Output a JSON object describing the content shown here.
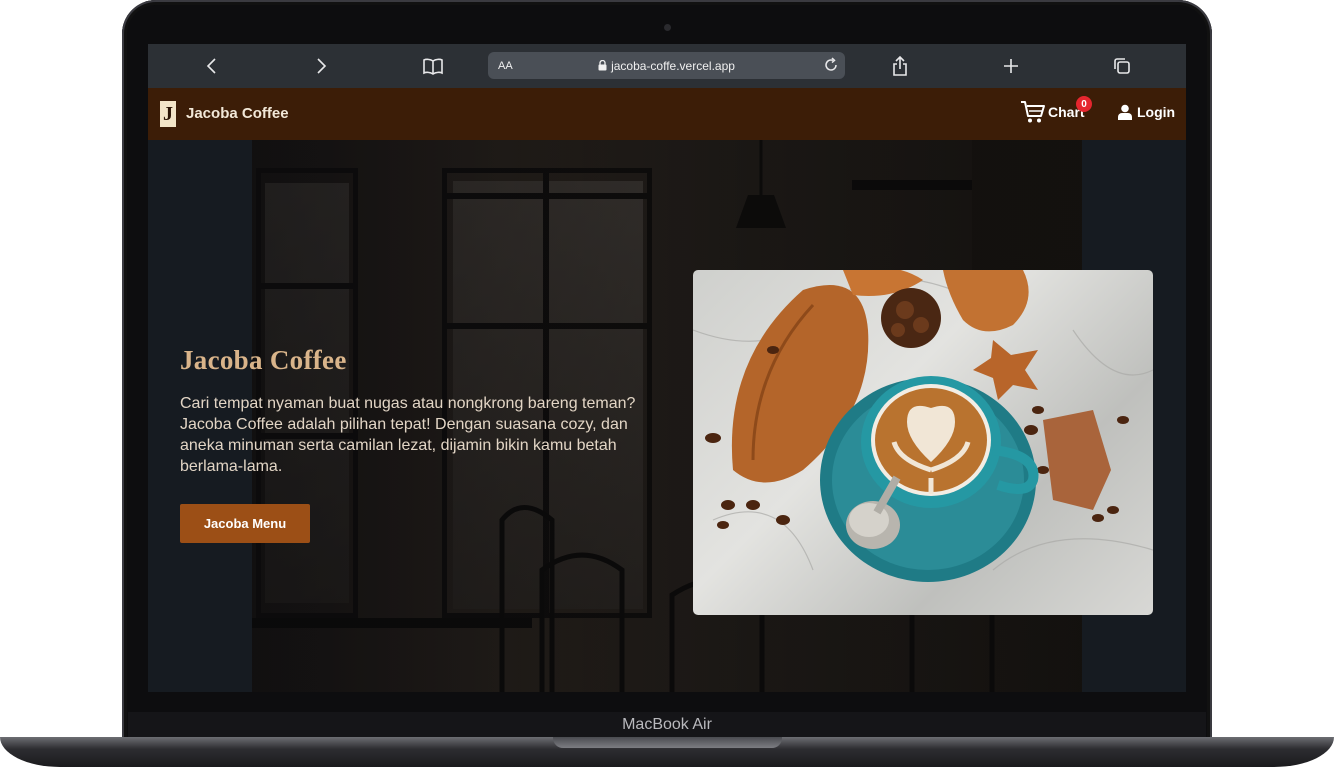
{
  "device": {
    "brand_label": "MacBook Air"
  },
  "browser": {
    "url": "jacoba-coffe.vercel.app",
    "text_size_label": "AA",
    "icons": [
      "back-icon",
      "forward-icon",
      "bookmarks-icon",
      "lock-icon",
      "reload-icon",
      "share-icon",
      "new-tab-icon",
      "tabs-icon"
    ]
  },
  "navbar": {
    "logo_letter": "J",
    "site_title": "Jacoba Coffee",
    "cart_label": "Chart",
    "cart_count": "0",
    "login_label": "Login"
  },
  "hero": {
    "title": "Jacoba Coffee",
    "description": "Cari tempat nyaman buat nugas atau nongkrong bareng teman? Jacoba Coffee adalah pilihan tepat! Dengan suasana cozy, dan aneka minuman serta camilan lezat, dijamin bikin kamu betah berlama-lama.",
    "cta_label": "Jacoba Menu"
  },
  "colors": {
    "navbar_bg": "#3c1d07",
    "accent": "#9c4f16",
    "hero_title": "#d9b48a",
    "badge": "#e5262e"
  }
}
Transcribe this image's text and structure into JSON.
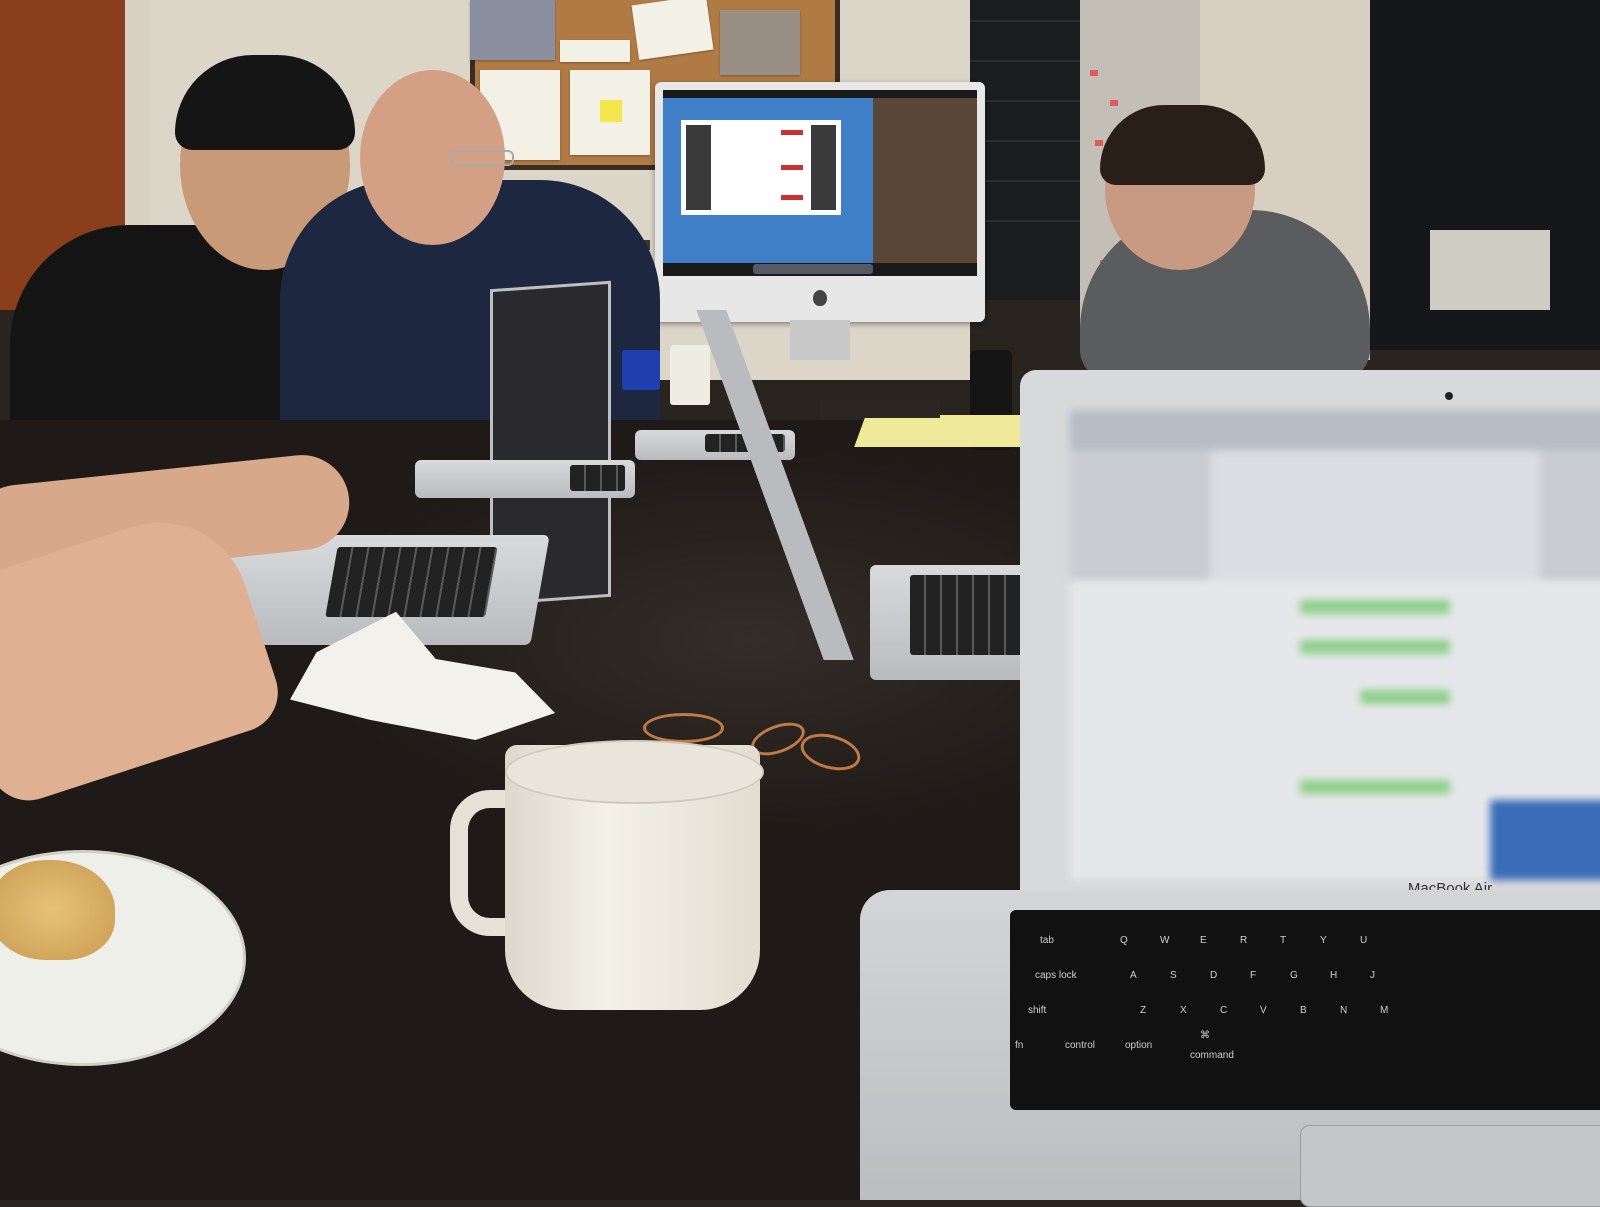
{
  "scene": {
    "laptop_brand_label": "MacBook Air",
    "keyboard_labels": {
      "tab": "tab",
      "caps": "caps lock",
      "shift": "shift",
      "fn": "fn",
      "control": "control",
      "option": "option",
      "command": "command",
      "command_symbol": "⌘",
      "letters_row1": [
        "Q",
        "W",
        "E",
        "R",
        "T",
        "Y",
        "U"
      ],
      "letters_row2": [
        "A",
        "S",
        "D",
        "F",
        "G",
        "H",
        "J"
      ],
      "letters_row3": [
        "Z",
        "X",
        "C",
        "V",
        "B",
        "N",
        "M"
      ]
    }
  },
  "colors": {
    "table": "#1f1a17",
    "wall": "#dcd6c8",
    "aluminum": "#d8d9db"
  }
}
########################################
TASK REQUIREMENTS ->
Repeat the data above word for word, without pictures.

FINISHED EXERCISE ->
Output a JSON object describing the content shown here.
{
  "device": {
    "brand_label": "MacBook Air"
  },
  "browser": {
    "url": "jacoba-coffe.vercel.app",
    "text_size_label": "AA",
    "icons": [
      "back-icon",
      "forward-icon",
      "bookmarks-icon",
      "lock-icon",
      "reload-icon",
      "share-icon",
      "new-tab-icon",
      "tabs-icon"
    ]
  },
  "navbar": {
    "logo_letter": "J",
    "site_title": "Jacoba Coffee",
    "cart_label": "Chart",
    "cart_count": "0",
    "login_label": "Login"
  },
  "hero": {
    "title": "Jacoba Coffee",
    "description": "Cari tempat nyaman buat nugas atau nongkrong bareng teman? Jacoba Coffee adalah pilihan tepat! Dengan suasana cozy, dan aneka minuman serta camilan lezat, dijamin bikin kamu betah berlama-lama.",
    "cta_label": "Jacoba Menu"
  },
  "colors": {
    "navbar_bg": "#3c1d07",
    "accent": "#9c4f16",
    "hero_title": "#d9b48a",
    "badge": "#e5262e"
  }
}
Transcribe this image's text and structure into JSON.
{
  "scene": {
    "laptop_brand_label": "MacBook Air",
    "keyboard_labels": {
      "tab": "tab",
      "caps": "caps lock",
      "shift": "shift",
      "fn": "fn",
      "control": "control",
      "option": "option",
      "command": "command",
      "command_symbol": "⌘",
      "letters_row1": [
        "Q",
        "W",
        "E",
        "R",
        "T",
        "Y",
        "U"
      ],
      "letters_row2": [
        "A",
        "S",
        "D",
        "F",
        "G",
        "H",
        "J"
      ],
      "letters_row3": [
        "Z",
        "X",
        "C",
        "V",
        "B",
        "N",
        "M"
      ]
    }
  },
  "colors": {
    "table": "#1f1a17",
    "wall": "#dcd6c8",
    "aluminum": "#d8d9db"
  }
}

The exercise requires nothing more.